Nomura sinks faster than Deutsche Bank


TOKYO • Nomura Holdings Inc’s latest attempt to revamp its international business is falling flat with investors, who’ve never been so downbeat on the stock relative to global peers.

Japan’s largest brokerage has dropped almost 3% in Tokyo trading yesterday since CEO Koji Nagai unveiled a sweeping overhaul plan on April 4, bringing its six-month slide to 23%. That’s the second-biggest decline among major securities firms worldwide after Societe Generale SA, outpacing even notoriously poor performers like Deutsche Bank AG. Nomura’s valuation discount versus global financial companies deepened to 58% this week, the widest gap since Bloomberg began tracking the data in 1999.

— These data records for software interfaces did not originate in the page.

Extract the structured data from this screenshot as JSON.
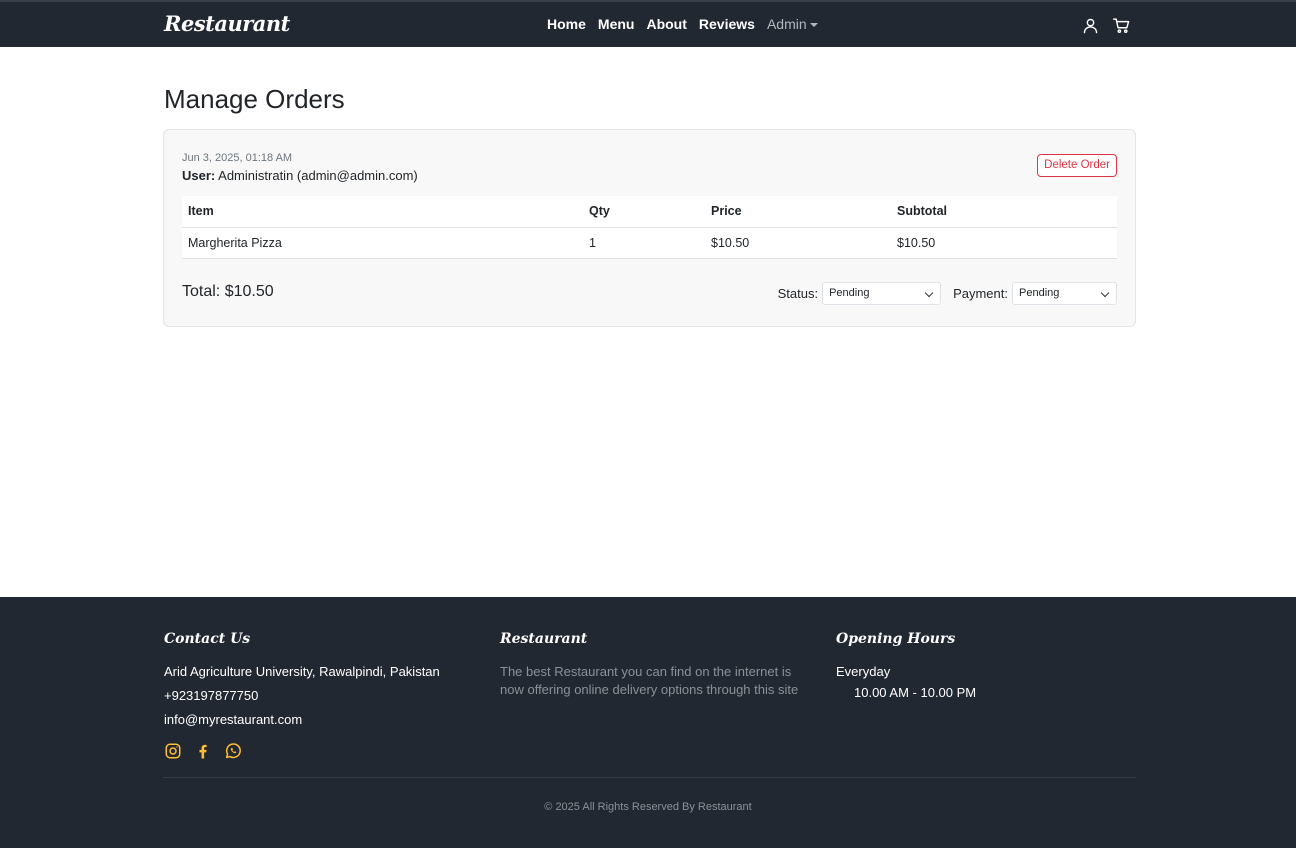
{
  "navbar": {
    "brand": "Restaurant",
    "links": [
      "Home",
      "Menu",
      "About",
      "Reviews"
    ],
    "admin_label": "Admin"
  },
  "page": {
    "title": "Manage Orders"
  },
  "order": {
    "date": "Jun 3, 2025, 01:18 AM",
    "user_label": "User:",
    "user_value": "Administratin (admin@admin.com)",
    "delete_label": "Delete Order",
    "columns": [
      "Item",
      "Qty",
      "Price",
      "Subtotal"
    ],
    "rows": [
      [
        "Margherita Pizza",
        "1",
        "$10.50",
        "$10.50"
      ]
    ],
    "total": "Total: $10.50",
    "status_label": "Status:",
    "status_value": "Pending",
    "payment_label": "Payment:",
    "payment_value": "Pending"
  },
  "footer": {
    "contact_heading": "Contact Us",
    "address": "Arid Agriculture University, Rawalpindi, Pakistan",
    "phone": "+923197877750",
    "email": "info@myrestaurant.com",
    "about_heading": "Restaurant",
    "about_line1": "The best Restaurant you can find on the internet is",
    "about_line2": "now offering online delivery options through this site",
    "hours_heading": "Opening Hours",
    "hours_day": "Everyday",
    "hours_time": "10.00 AM - 10.00 PM",
    "copyright": "© 2025 All Rights Reserved By Restaurant"
  },
  "icons": {
    "user": "user-icon",
    "cart": "cart-icon",
    "instagram": "instagram-icon",
    "facebook": "facebook-icon",
    "whatsapp": "whatsapp-icon"
  },
  "colors": {
    "navbar_bg": "#222831",
    "accent_yellow": "#ffbe33",
    "danger": "#dc3545"
  }
}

The figures under score entrenched scepticism over Nagai’s plans to revive a business buffeted by years of stop-start international expansions and an increasingly competitive battle for retail traders in Japan. While valuations this low have foreshadowed past rallies for Nomura, some investors are losing patience after watching the stock tumble more than 70% since the illfated takeover of Lehman Brothers Holdings Inc’s European and Asian operations in 2008.

“The market seems to be saying, ‘If the recovery process takes longer, we do not need to rush back into this name’,” said Hideyasu Ban, senior research analyst at CLSA Ltd in Tokyo.

The stock closed 0.7% higher in Tokyo yesterday, after earlier falling as much as 1.2%.

Nomura watchers have cited several reasons for continued scepticism, including uncertainty about revenue growth and the pace of cost cuts. JPMorgan Chase & Co analyst Wataru Otsuka points to questions surrounding Nagai’s pledge to slash US$1 billion (RM4.11 billion) of costs, such as how quickly the cuts are likely to take effect and what they’ll mean for long-term profitability.

Shares may see a clear rebound only after Nomura’s managers unveil more details about their restructuring plan and convince the market they can execute, SMBC Nikko Securities analysts Shinichiro Nakamura and Takayuki Hara wrote in a report last week. — Bloomberg